Side 1 - 1. Oh My (4:20) 2. He Said She Said (3:11) 3. Bridges On Progress Day (3:10) 4. Jacob Salk (3:25) 5. Closer To Me (3:43)
Side 2 - 1. Can I Be Your Man (2:51) 2. Finally Home (3:01) 3. America, Oui, Oui (4:34) 4. Hey John (4:09) 5. Life Performances Of Hymn (3:30)

T. Russo; S. Khanzadian; T. Fiegel

Recorded at Hollywood Sound Recorders and Wally Heider Studio.

Listen to 'Closer To Me' here.

Saturday, January 5, 2013

Record Collecting and Women

I have noticed over the years that the vast majority of women I see visiting used vinyl stores tend to be in the company of a man who is the one actually buying records.
Only occasionally have I seen a woman hungrily flipping through the stacks, oblivious to the world around her, a pile of choice titles to her side. Admittedly, when I see such a rare sight, I get a secret thrill and fantasies of vinyl-filled love flood my brain. Of course the inevitable breakup would result in a war over who owned which discs. I think a pre-nup is in order.

Below are a couple of excerpts regarding collecting and women. The first is from an article by J.C. Furnas that appeared in the Saturday Evening Post of 27 May 1939, subtle sexism intact;) The second is a quote by artist Robert Crumb (probably best known for Fritz The Cat) who is an avid collector of 78rpm's. This quote appears in the book Vinyl Junkies: Adventures In Record Collecting by Brett Milano (St. Martin's Griffin, 2003, ISBN: 0312304277).

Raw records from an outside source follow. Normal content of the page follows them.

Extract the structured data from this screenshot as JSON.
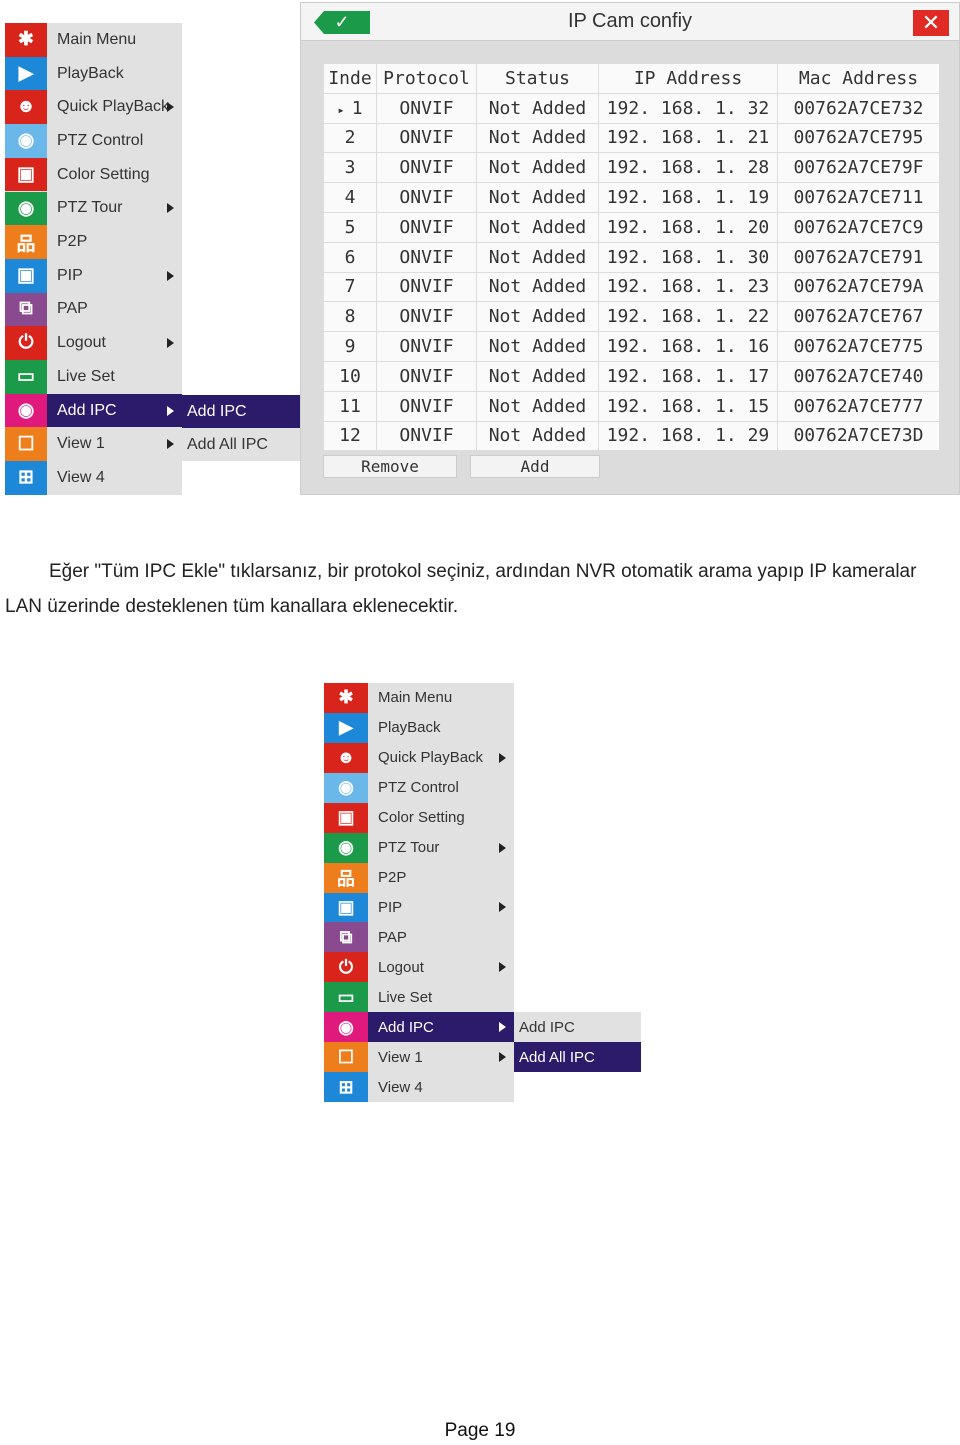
{
  "menu": {
    "items": [
      {
        "label": "Main Menu",
        "icon": "gear-icon",
        "glyph": "✱",
        "color": "#d9241c",
        "submenu": false
      },
      {
        "label": "PlayBack",
        "icon": "play-icon",
        "glyph": "▶",
        "color": "#1e88d8",
        "submenu": false
      },
      {
        "label": "Quick PlayBack",
        "icon": "person-playback-icon",
        "glyph": "☻",
        "color": "#d9241c",
        "submenu": true
      },
      {
        "label": "PTZ Control",
        "icon": "ptz-camera-icon",
        "glyph": "◉",
        "color": "#6ab8ea",
        "submenu": false
      },
      {
        "label": "Color Setting",
        "icon": "monitor-chart-icon",
        "glyph": "▣",
        "color": "#d9241c",
        "submenu": false
      },
      {
        "label": "PTZ Tour",
        "icon": "ptz-tour-icon",
        "glyph": "◉",
        "color": "#1b9a4a",
        "submenu": true
      },
      {
        "label": "P2P",
        "icon": "network-icon",
        "glyph": "品",
        "color": "#ee7d1b",
        "submenu": false
      },
      {
        "label": "PIP",
        "icon": "pip-icon",
        "glyph": "▣",
        "color": "#1e88d8",
        "submenu": true
      },
      {
        "label": "PAP",
        "icon": "pap-icon",
        "glyph": "⧉",
        "color": "#8a4a8f",
        "submenu": false
      },
      {
        "label": "Logout",
        "icon": "power-icon",
        "glyph": "⏻",
        "color": "#d9241c",
        "submenu": true
      },
      {
        "label": "Live Set",
        "icon": "live-set-icon",
        "glyph": "▭",
        "color": "#1b9a4a",
        "submenu": false
      },
      {
        "label": "Add IPC",
        "icon": "add-ipc-camera-icon",
        "glyph": "◉",
        "color": "#e0197d",
        "submenu": true
      },
      {
        "label": "View 1",
        "icon": "view1-icon",
        "glyph": "☐",
        "color": "#ee7d1b",
        "submenu": true
      },
      {
        "label": "View 4",
        "icon": "view4-icon",
        "glyph": "⊞",
        "color": "#1e88d8",
        "submenu": false
      }
    ],
    "selected": "Add IPC",
    "submenu": [
      "Add IPC",
      "Add All IPC"
    ],
    "submenu_selected_top": "Add IPC",
    "submenu_selected_bottom": "Add All IPC"
  },
  "dialog": {
    "title": "IP Cam confiy",
    "ok_icon": "check-icon",
    "close_icon": "close-icon",
    "columns": [
      "Inde",
      "Protocol",
      "Status",
      "IP Address",
      "Mac Address"
    ],
    "rows": [
      [
        "1",
        "ONVIF",
        "Not Added",
        "192. 168. 1. 32",
        "00762A7CE732"
      ],
      [
        "2",
        "ONVIF",
        "Not Added",
        "192. 168. 1. 21",
        "00762A7CE795"
      ],
      [
        "3",
        "ONVIF",
        "Not Added",
        "192. 168. 1. 28",
        "00762A7CE79F"
      ],
      [
        "4",
        "ONVIF",
        "Not Added",
        "192. 168. 1. 19",
        "00762A7CE711"
      ],
      [
        "5",
        "ONVIF",
        "Not Added",
        "192. 168. 1. 20",
        "00762A7CE7C9"
      ],
      [
        "6",
        "ONVIF",
        "Not Added",
        "192. 168. 1. 30",
        "00762A7CE791"
      ],
      [
        "7",
        "ONVIF",
        "Not Added",
        "192. 168. 1. 23",
        "00762A7CE79A"
      ],
      [
        "8",
        "ONVIF",
        "Not Added",
        "192. 168. 1. 22",
        "00762A7CE767"
      ],
      [
        "9",
        "ONVIF",
        "Not Added",
        "192. 168. 1. 16",
        "00762A7CE775"
      ],
      [
        "10",
        "ONVIF",
        "Not Added",
        "192. 168. 1. 17",
        "00762A7CE740"
      ],
      [
        "11",
        "ONVIF",
        "Not Added",
        "192. 168. 1. 15",
        "00762A7CE777"
      ],
      [
        "12",
        "ONVIF",
        "Not Added",
        "192. 168. 1. 29",
        "00762A7CE73D"
      ]
    ],
    "remove_label": "Remove",
    "add_label": "Add"
  },
  "paragraph": "Eğer \"Tüm IPC Ekle\" tıklarsanız, bir protokol seçiniz, ardından NVR otomatik arama yapıp IP kameralar LAN üzerinde desteklenen tüm kanallara eklenecektir.",
  "page_number": "Page 19"
}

Robert Crumb:
“Picking up chicks? Forget it! It never gets them hot, they don’t give a shit about collectors. I wouldn’t say that collectors are antisocial – that would imply that they want to do something harmful to society – but it’s not very sociable either. Very self-obsessed, kind of asocial. That’s why the world looks down on collectors, it takes a certain kind of personality. There is nothing sexy or glamorous about it. Women aren’t attracted to people because they collect. You can go up to them and say, ‘I’m an outlaw bandit’ and they’ll like that. But if you say, ‘I’m a collector’ – no chance.”

Robert Crumb has a few records.

Cover art for 2-CD compilation 'The Stuff That Dreams Are Made Of: Super Rarities & Unissued Gems of the 1920s and 30s' (Yazoo 2202, 2006) by Robert Crumb.

Tuesday, January 1, 2013

Missing Pictures On Posts

I deleted my old google account and swapped the blog over to a new one resulting in the loss of all images. I will reinsert all images over the next week or so. Sorry for the inconvenience. Happy New Year:)

UPDATE - All images have been reposted.